This weekend I helped out a couple of buddies with car problems. One had a clutch linkage that had stretched out a bit after forty-something years of existence and the other had an intermittent stalling out problem. This summer I had to put a new water pump and new axle bearings, seals, and rear brakes on my daily driver. I am not a mechanic by trade, but ever since my youth I have loved to work with my hands on all things mechanical. My dear, departed father was a jack-of-all-trades and my inspiration for learning as many skills as I could.
I learned how to drywall, plumb, wire, and roof before I was in high school. From high school onward I have learned how to do a fair amount of the repairs for the cars I have owned. Whenever something needs fixin' around the house, chances are I can fix it. I'm not as fast as the pros, but I don't have to pay them, either.
After spending my weekend helping my friends, it occurred to me that these everyday skills are some that I will need if there is some sort of societal collapse. Societal collapse might mean that ninety percent of the population is wiped out in a nuclear or biological attack, or it might be the result of a slow economic decline where we have to rely upon ourselves and make do with a lot less. Or anywhere in between.
Whatever does happen, having a broad range of skills enhances one's chances of survival. I know that I can't know everything, but the skills I have gained over the years will have some value, for myself and possible in trade with others who have skills I don't have. I don't think that I have the time to become skilled in farming or machining or cabinet-making, but I am getting to where I can take care of most of my own problems. And that is the key to a successful life, I think. Being able to take care of one's own problems, and/or having sufficient skills to trade with others for what one cannot do alone.
Skills like basic auto repair, electrical, plumbing, and roofing may not seem like survival skills now, but that is only a matter of perspective. Suppose your water pump starts pouring out antifreeze one day and you need your vehicle to drive twenty miles to work. If a water pump, sealant, and antifreeze run you $50.00, but a shop wants $400.00 to do the work, and you have $100.00 to get you through the week, basic auto repair could be a survival skill.
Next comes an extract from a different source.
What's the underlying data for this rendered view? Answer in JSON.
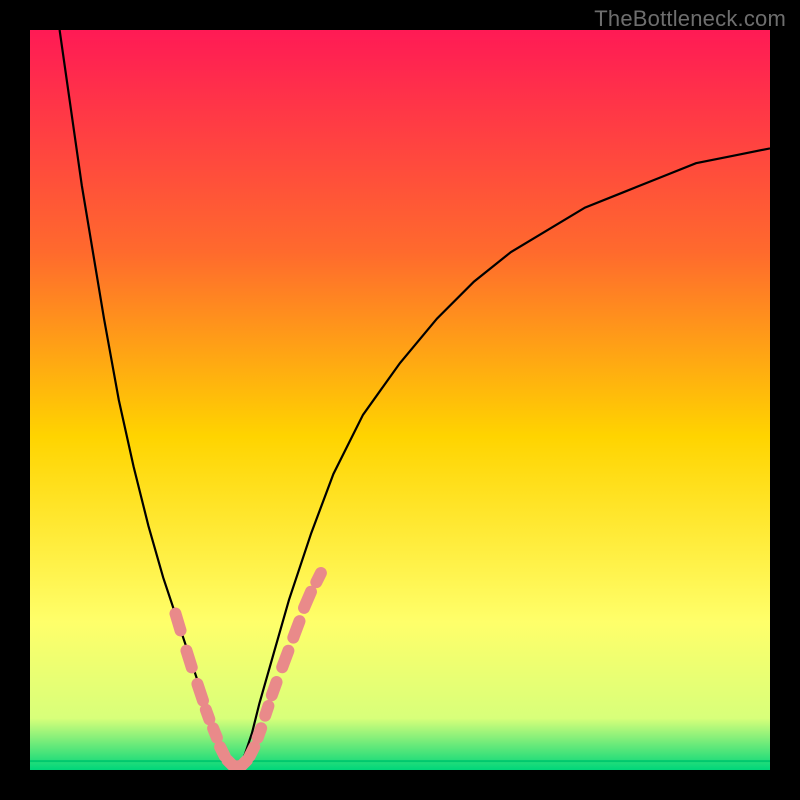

Now is the time to develop those skills, and there are lots of resources to take advantage of. For example, start changing your own oil, flushing your radiator, replacing your own brake pads. There are any number of vehicle repair guides and old automotive trade school textbooks out there. Replace that broken down water heater or replace that faucet yourself with advice from the hardware store. Confidence gained from doing the simple things can help develop the confidence to tackle more challenging projects and gain more valuable skills, both for now and for TEOTWAWKI.